◆ Your assignment
Count how many lines in the data below include "likes". Answer with the number only.

[Collection entries]
##########

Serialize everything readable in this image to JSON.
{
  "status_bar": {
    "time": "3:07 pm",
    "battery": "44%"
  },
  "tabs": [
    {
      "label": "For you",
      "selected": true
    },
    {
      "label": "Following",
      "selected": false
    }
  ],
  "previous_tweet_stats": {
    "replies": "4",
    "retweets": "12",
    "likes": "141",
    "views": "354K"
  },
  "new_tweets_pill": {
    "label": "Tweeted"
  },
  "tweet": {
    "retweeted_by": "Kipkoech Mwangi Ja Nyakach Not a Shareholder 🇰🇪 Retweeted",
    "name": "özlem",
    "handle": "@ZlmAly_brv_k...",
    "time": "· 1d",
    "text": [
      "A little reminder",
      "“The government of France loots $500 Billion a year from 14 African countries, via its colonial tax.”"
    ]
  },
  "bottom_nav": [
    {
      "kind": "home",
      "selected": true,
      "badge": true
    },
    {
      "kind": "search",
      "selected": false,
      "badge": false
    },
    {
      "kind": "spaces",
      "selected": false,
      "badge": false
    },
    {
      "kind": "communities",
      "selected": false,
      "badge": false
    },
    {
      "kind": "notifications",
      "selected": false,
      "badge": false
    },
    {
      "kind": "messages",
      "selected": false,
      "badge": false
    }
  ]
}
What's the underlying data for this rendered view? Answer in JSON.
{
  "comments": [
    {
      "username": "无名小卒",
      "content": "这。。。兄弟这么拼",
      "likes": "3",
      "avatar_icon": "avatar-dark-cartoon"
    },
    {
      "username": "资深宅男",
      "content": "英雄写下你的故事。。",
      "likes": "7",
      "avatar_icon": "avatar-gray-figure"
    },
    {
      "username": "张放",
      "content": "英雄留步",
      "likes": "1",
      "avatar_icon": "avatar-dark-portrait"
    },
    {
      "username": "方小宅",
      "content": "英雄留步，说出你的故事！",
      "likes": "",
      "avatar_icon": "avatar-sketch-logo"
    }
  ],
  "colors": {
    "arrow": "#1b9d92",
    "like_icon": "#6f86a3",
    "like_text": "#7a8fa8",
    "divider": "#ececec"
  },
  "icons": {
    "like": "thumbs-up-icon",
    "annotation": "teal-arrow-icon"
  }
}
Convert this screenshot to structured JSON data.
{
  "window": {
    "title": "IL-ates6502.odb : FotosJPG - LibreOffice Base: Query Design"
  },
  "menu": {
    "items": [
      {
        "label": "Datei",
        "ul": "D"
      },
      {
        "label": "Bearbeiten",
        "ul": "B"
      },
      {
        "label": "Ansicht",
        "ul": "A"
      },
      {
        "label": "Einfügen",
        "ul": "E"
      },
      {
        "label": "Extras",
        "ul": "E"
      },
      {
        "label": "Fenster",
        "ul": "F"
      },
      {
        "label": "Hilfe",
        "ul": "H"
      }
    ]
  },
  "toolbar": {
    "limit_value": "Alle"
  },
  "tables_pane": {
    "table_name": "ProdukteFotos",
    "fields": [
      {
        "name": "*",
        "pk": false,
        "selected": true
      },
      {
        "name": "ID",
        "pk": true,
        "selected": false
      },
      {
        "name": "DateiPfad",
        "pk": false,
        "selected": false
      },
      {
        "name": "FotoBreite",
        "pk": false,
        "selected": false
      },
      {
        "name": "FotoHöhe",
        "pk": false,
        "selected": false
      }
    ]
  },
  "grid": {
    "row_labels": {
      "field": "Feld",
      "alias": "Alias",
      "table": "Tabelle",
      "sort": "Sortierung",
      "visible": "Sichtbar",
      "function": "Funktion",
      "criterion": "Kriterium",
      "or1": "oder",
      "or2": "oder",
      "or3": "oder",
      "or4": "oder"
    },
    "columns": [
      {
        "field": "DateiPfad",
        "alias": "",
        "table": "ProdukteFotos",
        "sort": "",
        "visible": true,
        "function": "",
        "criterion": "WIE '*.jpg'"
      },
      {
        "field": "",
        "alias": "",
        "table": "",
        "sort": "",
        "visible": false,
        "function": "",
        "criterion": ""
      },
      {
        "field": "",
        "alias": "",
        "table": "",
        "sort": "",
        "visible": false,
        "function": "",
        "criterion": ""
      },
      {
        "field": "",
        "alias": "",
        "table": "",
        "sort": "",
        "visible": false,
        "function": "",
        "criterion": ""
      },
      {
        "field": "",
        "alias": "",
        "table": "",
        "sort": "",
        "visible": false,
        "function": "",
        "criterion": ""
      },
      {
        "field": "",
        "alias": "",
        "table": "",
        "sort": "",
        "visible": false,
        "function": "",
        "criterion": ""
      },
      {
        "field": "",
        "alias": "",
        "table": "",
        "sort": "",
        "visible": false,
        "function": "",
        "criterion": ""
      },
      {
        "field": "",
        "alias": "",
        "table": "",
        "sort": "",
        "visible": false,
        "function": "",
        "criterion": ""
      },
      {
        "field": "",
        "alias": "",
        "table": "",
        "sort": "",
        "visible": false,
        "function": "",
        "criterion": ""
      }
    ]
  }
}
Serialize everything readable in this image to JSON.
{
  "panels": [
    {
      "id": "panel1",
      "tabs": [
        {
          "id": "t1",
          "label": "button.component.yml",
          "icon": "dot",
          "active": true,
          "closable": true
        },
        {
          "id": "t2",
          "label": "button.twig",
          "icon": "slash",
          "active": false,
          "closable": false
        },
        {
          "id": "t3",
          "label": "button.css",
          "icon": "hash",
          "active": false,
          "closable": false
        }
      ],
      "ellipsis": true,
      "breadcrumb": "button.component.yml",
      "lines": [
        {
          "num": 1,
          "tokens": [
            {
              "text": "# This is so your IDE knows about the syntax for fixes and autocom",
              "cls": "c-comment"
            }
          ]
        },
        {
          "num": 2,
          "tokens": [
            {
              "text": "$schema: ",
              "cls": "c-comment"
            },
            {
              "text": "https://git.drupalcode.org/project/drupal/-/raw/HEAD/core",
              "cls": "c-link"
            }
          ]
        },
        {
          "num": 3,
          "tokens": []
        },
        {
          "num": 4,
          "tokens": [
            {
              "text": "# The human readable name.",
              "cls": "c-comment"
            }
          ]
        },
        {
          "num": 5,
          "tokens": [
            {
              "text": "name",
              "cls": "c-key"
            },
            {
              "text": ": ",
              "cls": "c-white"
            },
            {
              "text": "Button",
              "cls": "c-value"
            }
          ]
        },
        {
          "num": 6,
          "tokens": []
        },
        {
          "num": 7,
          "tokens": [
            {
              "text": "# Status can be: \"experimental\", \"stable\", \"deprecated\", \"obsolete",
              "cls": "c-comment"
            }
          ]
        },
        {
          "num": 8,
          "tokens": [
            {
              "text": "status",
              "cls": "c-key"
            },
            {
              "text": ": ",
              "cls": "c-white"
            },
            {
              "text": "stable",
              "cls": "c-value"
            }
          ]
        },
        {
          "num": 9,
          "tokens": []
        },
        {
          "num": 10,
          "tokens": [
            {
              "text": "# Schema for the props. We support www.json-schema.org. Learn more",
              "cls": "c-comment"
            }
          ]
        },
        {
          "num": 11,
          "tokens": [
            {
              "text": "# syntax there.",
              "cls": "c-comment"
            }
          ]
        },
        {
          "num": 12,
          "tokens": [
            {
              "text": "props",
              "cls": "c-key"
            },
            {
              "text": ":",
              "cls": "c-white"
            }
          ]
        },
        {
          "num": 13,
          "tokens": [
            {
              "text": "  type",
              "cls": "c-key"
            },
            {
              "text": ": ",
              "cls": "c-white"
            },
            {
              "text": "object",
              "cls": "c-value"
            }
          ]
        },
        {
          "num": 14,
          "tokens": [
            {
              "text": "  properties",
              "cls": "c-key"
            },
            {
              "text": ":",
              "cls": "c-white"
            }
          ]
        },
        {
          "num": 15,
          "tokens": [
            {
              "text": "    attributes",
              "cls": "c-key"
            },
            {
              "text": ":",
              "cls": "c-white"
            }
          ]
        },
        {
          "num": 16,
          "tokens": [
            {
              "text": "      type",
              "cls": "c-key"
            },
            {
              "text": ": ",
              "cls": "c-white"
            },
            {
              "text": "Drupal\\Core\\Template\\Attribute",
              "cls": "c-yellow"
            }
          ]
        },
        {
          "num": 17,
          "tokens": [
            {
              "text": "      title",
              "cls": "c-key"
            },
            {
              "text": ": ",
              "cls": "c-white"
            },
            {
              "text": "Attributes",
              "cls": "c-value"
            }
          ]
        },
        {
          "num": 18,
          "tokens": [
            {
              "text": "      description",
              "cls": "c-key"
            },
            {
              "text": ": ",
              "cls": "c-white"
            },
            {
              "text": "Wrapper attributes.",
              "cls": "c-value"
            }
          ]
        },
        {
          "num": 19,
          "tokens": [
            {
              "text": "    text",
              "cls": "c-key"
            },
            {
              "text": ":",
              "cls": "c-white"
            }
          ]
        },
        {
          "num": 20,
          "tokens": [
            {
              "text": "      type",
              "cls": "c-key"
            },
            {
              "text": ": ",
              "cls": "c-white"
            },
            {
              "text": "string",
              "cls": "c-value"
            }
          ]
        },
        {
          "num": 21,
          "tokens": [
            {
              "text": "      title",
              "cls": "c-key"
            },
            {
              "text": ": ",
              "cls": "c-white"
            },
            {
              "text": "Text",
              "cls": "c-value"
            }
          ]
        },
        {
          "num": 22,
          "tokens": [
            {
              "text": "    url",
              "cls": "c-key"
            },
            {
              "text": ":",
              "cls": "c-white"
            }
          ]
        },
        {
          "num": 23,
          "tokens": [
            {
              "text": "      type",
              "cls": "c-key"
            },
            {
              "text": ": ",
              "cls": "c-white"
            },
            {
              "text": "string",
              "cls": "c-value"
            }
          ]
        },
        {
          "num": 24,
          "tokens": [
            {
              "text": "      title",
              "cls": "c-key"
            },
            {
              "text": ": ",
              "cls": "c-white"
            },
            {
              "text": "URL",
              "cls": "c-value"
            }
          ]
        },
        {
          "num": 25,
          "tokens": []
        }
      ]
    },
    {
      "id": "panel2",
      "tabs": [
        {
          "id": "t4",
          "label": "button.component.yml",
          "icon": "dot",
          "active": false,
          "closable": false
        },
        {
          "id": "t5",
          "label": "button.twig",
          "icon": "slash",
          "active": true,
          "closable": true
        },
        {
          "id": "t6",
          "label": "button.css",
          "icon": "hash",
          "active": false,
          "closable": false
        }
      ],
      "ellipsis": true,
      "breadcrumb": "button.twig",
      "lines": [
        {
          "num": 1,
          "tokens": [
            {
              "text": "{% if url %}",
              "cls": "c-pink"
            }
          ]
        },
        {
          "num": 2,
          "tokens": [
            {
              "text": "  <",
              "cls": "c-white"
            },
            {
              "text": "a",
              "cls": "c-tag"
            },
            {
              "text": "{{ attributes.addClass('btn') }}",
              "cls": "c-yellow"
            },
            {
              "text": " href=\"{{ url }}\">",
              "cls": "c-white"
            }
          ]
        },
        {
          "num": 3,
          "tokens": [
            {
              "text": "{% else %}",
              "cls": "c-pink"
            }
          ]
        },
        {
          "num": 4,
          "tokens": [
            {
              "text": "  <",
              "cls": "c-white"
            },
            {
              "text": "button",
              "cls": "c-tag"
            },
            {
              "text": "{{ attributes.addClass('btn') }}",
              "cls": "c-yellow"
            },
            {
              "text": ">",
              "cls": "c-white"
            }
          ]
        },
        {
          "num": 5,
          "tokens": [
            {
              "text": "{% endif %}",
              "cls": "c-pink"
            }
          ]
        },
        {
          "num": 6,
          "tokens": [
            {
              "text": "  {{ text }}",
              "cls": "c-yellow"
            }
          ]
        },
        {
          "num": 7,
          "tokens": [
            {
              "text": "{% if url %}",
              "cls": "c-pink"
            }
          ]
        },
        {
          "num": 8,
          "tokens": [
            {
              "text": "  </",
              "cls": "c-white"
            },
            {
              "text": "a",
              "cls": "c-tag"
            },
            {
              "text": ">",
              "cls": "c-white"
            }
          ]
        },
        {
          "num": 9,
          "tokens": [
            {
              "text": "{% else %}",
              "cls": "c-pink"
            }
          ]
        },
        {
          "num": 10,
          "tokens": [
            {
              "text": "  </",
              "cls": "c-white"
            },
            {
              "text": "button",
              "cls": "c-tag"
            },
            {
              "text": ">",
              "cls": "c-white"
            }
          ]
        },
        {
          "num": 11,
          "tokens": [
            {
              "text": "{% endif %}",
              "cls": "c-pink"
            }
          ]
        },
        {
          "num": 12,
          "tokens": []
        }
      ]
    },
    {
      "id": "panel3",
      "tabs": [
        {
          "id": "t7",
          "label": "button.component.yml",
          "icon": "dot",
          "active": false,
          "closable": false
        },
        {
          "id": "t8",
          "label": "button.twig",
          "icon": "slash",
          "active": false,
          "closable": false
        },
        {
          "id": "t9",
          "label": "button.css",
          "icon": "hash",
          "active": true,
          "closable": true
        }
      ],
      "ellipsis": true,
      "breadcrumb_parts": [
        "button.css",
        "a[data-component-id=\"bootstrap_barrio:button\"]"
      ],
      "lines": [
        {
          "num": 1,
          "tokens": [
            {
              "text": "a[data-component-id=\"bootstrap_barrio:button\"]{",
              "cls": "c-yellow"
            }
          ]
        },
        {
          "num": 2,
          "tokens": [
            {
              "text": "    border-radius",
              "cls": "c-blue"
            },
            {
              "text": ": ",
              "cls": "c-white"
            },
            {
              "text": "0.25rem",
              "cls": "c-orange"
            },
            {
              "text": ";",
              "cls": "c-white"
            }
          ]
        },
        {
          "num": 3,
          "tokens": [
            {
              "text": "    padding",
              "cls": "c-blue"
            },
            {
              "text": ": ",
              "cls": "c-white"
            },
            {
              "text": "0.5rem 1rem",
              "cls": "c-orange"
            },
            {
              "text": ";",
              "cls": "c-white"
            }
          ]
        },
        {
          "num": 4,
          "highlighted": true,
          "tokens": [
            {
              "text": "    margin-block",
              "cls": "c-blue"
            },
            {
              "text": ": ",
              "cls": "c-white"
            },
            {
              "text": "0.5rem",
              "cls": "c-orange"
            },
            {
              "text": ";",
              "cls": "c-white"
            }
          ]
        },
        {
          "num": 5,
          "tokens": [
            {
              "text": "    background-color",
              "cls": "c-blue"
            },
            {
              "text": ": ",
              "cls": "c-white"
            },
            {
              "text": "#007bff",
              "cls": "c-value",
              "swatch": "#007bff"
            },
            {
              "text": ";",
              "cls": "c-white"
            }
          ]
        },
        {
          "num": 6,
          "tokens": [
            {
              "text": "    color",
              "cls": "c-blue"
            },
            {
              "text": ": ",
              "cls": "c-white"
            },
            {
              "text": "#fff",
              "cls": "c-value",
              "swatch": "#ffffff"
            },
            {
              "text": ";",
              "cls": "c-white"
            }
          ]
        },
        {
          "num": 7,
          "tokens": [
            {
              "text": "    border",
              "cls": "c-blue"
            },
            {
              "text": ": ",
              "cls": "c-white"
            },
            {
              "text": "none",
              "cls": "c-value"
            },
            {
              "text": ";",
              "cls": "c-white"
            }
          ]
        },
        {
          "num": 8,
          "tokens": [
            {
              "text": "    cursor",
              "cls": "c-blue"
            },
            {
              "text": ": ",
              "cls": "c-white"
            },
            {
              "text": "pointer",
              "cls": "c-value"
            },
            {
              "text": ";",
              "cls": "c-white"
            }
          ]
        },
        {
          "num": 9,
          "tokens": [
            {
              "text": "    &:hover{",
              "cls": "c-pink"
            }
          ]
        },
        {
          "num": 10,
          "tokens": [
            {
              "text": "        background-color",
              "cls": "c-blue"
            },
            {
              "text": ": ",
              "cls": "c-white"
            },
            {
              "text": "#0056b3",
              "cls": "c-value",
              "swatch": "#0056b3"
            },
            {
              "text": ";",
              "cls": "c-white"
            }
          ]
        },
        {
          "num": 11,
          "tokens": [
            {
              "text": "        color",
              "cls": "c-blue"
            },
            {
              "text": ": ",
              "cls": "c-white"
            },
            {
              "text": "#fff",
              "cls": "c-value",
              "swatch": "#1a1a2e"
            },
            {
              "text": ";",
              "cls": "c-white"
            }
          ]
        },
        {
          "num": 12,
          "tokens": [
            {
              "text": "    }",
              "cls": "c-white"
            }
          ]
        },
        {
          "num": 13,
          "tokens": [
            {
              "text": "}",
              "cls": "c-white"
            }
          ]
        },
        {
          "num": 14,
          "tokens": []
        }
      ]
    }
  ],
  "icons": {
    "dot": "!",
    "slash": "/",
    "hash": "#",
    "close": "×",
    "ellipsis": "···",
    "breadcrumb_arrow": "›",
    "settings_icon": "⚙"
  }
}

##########

◆ Exercise solution
5